Burn more gas to save money? (Take or Pay clauses)

By 16th January 2012April 17th, 2019No Comments

A strange question at first sight, however quite a pertinent one due to the warmer than average winter we’re having and the implications this can have for some business energy contracts.

Many energy suppliers, particularly Gas, include in their contracts something known as a ‘Take or Pay’ clause giving pre-determined upper and lower limits that your consumption must fall within in order to avoid what are usually fairly punitive charges. i.e. Take what you’ve contracted for or Pay for it anyway.

The pre-set limits are based on your ‘AQ’ – this should be your average consumption over the previous 3 years or so. However we’ve often found this industry database figure to be wildly inaccurate and should be checked against your predicted consumption before accepting any contract. Your AQ becomes your contractual 100% of consumption and the limits are a percentage either side of this, with the limits differing from supplier to supplier.

Take or Pay clauses have been historically been included in gas contracts but more recently many suppliers have begun to include them in their electric contracts as well. Another point to note is that if you are outside your pre-set limit the energy supplier doesn’t just charge you up to that limit but all the way to 100% consumption ie your pre-determined AQ.

The fairly bizarre logic of this follows that it can, in some cases, be cheaper to use more energy!

If you don’t think you will reach your minimum consumption limit it can be cheaper to consume excess gas or electric at your contracted rate rather than be hit with reconciliation charges. For example, if your minimum consumption limit is 80% of your AQ and you’ve only used 75%, the energy company could then charge you for 25% of consumption at a reconciliation rate (almost always higher than the contracted rate). Whereas you could get inside the limit by using 5% more energy – and this would be charged at what would likely be more competitive contracted rate, thereby saving you money.

This is obviously completely at odds with the government’s current drive to reduce the UK’s carbon consumption but nevertheless  is a cost effective strategy for companies being told they must use X amount of energy.

What you, or anyone responsible for energy within your organisation, needs to consider is:

  • Has our consumption been stable over the last 3 or more years?
  • Are we using less gas because of the warmer than average temperatures?
  • How much gas or electric should we be using to avoid being hit with additional charges at the end of our energy contract?
  • How much would those charges potentially be?

This list is not exhaustive and it’s likely there are several other factors you may need to take into consideration dependent upon your circumstances.

Please contact us for a free business health check and we can answer the questions above ensuring that:

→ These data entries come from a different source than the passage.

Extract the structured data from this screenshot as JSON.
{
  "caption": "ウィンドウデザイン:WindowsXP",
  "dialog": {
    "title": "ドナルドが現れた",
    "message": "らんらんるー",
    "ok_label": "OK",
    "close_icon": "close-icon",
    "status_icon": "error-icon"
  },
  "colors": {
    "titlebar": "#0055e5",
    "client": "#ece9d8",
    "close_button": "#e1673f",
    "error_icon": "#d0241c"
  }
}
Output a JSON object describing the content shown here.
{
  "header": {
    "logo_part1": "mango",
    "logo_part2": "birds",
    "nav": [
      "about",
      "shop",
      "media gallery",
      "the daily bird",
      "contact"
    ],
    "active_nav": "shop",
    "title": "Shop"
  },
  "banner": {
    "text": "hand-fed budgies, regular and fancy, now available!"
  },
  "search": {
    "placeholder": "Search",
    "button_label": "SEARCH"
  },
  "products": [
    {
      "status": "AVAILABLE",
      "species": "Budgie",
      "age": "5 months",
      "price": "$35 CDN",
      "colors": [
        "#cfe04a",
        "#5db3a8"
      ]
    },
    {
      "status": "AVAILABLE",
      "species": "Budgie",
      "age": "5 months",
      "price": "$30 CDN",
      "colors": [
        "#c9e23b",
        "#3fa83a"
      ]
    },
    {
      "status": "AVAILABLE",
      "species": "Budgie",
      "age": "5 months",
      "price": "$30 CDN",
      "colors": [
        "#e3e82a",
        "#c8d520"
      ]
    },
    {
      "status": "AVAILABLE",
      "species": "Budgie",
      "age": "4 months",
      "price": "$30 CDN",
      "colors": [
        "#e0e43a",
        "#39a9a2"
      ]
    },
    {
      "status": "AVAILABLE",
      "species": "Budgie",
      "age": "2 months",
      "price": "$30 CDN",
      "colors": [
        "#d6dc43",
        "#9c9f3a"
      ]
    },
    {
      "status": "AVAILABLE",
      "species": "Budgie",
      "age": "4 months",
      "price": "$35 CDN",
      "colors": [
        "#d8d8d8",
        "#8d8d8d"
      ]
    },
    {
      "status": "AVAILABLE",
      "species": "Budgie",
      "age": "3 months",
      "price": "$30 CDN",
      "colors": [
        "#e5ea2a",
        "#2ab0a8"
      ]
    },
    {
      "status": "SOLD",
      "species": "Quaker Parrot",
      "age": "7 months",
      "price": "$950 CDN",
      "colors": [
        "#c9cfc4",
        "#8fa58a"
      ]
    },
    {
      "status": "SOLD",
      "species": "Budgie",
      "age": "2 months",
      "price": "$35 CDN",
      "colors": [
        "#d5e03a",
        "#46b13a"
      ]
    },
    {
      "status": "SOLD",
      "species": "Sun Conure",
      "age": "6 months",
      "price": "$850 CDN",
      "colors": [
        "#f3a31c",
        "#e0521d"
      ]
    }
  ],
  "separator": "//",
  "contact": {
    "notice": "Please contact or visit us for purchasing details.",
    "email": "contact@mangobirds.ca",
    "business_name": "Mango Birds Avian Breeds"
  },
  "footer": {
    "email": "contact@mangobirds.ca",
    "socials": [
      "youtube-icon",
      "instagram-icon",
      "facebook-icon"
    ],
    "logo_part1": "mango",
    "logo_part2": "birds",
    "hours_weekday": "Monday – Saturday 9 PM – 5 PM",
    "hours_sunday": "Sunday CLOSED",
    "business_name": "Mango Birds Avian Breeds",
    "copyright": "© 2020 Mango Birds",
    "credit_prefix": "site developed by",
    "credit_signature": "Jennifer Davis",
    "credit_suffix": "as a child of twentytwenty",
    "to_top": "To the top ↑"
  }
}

  • you aren’t going to be hit with ‘take or pay’ charges,
  • you’re on a competitive tariff and
  • you haven’t historically been overbilled on your energy supplies amongst other checks.

We work on a contingency-based fee structure and make impressive and sustainable savings for our clients – without it costing them a penny.